> _Instructions to follow_: Tell how many lines of the material below hold "placeholder". The reply is that number alone.

> _Data records_:
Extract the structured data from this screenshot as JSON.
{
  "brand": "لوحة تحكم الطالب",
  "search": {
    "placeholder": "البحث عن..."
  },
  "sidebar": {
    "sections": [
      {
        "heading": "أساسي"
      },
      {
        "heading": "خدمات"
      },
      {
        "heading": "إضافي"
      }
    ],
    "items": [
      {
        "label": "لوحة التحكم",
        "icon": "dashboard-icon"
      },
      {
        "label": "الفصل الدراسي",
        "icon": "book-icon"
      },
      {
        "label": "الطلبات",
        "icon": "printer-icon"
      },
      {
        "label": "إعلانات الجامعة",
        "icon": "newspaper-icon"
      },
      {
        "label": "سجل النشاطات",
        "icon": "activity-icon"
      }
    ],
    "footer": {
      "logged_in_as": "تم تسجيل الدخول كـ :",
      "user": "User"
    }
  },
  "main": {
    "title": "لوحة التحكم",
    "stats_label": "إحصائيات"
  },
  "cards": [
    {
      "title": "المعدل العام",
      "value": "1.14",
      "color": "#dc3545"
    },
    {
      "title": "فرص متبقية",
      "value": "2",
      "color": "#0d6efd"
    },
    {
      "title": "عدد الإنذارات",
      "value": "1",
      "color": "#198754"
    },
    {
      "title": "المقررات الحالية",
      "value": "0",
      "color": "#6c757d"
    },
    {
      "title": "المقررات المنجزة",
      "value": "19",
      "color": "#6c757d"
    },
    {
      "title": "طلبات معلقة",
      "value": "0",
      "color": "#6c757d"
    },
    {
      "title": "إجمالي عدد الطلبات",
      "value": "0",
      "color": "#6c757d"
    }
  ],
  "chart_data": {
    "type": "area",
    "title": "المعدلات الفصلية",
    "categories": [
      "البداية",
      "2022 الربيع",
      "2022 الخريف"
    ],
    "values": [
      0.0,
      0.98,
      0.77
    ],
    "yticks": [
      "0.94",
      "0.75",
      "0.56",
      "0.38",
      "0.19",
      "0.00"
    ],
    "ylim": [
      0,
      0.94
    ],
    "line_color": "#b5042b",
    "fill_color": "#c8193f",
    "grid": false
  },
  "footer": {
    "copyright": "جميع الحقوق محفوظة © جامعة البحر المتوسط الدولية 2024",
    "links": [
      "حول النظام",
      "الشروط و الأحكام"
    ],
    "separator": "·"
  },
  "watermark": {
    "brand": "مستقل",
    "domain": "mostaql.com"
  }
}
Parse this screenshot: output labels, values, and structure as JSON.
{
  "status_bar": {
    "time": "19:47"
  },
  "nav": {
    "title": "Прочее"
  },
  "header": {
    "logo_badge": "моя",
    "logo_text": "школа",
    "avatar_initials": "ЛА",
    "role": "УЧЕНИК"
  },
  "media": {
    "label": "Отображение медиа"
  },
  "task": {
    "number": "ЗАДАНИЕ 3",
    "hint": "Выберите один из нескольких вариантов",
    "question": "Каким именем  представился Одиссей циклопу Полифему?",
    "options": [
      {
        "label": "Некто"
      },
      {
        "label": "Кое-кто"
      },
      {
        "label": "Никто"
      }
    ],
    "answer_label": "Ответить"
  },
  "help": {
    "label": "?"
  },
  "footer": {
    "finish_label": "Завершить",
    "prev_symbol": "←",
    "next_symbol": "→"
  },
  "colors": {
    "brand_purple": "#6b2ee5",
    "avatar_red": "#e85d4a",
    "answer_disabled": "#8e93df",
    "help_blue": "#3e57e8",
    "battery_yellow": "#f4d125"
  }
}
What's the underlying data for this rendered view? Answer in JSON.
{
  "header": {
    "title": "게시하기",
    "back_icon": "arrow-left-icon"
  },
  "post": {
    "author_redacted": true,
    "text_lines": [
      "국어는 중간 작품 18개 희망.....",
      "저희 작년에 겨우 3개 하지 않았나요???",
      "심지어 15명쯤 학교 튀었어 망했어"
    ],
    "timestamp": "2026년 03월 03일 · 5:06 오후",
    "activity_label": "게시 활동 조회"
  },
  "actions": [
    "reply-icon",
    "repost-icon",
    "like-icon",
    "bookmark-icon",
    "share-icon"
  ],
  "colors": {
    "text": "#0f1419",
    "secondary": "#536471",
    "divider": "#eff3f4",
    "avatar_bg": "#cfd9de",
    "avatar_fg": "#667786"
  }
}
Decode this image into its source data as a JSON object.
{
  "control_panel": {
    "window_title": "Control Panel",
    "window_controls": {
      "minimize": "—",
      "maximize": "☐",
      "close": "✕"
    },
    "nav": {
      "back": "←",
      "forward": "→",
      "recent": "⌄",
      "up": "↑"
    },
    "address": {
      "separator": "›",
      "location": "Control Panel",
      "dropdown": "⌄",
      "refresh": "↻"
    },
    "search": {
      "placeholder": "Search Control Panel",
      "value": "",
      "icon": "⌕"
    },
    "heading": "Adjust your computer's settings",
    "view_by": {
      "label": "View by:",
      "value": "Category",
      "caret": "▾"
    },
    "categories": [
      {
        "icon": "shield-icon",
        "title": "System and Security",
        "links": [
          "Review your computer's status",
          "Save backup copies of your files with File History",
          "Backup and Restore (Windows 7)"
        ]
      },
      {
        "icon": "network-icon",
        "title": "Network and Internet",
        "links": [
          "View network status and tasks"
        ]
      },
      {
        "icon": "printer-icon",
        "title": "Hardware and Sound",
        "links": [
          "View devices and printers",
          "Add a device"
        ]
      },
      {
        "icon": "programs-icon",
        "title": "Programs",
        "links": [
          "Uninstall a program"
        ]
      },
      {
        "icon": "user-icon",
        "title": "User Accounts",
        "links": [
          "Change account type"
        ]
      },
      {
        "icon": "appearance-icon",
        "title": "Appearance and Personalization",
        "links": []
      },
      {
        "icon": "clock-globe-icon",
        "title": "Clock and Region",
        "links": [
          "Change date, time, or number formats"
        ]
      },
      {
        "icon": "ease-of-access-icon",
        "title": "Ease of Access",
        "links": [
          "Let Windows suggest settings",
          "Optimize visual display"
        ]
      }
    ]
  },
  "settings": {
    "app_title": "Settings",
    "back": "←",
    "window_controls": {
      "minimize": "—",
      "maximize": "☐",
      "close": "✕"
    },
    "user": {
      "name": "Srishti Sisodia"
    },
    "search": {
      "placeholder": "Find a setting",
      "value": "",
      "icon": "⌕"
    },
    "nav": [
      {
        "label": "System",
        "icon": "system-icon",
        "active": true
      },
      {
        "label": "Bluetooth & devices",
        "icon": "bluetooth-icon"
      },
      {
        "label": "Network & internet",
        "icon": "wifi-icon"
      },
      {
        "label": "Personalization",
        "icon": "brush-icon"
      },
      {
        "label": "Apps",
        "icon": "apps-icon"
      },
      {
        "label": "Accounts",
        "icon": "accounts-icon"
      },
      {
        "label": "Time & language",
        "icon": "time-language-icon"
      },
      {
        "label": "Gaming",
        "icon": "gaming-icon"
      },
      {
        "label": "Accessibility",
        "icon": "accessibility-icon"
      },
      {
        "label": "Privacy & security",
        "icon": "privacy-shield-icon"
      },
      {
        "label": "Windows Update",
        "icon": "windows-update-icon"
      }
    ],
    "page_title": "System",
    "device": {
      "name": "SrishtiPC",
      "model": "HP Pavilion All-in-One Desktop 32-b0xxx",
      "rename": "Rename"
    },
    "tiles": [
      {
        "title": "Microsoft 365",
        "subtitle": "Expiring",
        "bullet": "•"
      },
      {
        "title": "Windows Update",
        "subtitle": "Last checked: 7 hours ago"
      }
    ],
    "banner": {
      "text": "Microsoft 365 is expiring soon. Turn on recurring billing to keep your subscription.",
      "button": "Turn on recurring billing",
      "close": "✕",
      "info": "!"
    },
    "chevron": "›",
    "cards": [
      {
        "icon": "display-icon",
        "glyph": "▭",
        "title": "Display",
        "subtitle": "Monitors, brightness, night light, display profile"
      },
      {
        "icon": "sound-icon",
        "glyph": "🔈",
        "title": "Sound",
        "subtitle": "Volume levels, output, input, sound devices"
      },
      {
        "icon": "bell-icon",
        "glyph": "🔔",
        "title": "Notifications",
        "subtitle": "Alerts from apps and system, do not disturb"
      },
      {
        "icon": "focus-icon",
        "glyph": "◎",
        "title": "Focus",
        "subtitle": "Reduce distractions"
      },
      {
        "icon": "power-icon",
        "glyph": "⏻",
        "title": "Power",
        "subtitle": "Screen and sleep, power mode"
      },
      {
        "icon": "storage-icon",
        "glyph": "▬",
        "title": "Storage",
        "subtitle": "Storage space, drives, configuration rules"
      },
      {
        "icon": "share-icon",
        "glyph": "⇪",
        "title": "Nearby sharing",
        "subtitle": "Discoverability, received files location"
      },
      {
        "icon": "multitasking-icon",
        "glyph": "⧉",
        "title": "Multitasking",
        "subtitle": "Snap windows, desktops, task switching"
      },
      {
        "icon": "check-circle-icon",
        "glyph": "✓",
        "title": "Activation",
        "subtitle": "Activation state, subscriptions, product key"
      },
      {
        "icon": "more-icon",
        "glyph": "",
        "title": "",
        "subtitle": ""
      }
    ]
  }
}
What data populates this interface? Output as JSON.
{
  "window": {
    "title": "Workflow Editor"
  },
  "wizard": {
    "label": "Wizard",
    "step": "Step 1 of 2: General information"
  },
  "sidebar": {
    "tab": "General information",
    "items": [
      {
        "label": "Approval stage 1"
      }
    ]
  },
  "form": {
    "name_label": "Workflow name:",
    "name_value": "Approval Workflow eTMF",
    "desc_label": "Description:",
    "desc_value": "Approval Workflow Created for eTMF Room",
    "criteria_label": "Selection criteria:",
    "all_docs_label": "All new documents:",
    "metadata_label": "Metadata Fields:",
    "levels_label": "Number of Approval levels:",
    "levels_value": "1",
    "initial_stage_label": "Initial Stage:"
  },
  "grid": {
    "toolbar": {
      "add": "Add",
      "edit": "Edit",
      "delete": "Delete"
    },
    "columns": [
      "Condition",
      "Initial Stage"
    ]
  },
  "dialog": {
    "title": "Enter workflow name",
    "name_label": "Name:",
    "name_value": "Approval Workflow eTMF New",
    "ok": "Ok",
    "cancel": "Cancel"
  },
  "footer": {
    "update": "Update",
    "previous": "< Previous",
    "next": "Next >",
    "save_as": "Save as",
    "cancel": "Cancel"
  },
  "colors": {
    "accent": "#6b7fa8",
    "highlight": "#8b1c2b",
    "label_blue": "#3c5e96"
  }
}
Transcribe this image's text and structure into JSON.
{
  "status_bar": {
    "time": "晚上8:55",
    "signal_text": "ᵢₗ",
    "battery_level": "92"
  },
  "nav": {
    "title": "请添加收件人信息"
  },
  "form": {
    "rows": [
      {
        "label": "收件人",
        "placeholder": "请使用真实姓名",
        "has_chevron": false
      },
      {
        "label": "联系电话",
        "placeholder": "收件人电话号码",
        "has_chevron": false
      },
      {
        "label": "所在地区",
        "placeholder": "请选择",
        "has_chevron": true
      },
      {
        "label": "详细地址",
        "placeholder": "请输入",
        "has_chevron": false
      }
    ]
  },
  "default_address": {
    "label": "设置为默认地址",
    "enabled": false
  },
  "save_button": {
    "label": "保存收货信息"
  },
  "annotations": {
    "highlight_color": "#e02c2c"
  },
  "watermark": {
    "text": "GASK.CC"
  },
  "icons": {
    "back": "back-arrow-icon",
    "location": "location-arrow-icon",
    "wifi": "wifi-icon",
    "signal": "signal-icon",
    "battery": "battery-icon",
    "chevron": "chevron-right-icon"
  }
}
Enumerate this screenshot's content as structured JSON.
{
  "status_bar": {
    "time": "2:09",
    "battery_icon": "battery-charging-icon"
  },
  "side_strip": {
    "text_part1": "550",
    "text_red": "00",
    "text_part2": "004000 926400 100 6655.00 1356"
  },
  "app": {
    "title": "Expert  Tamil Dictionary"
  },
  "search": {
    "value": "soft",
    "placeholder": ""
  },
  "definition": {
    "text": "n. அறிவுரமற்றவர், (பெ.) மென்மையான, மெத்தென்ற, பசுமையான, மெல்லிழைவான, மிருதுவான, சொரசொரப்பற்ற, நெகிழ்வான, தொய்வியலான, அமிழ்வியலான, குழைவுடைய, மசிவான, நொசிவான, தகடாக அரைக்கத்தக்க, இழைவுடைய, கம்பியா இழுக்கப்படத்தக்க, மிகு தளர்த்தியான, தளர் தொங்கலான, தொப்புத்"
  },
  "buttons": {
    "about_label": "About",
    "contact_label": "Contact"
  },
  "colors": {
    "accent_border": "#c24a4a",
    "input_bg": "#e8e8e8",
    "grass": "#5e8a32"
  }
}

> _Finished task_: 8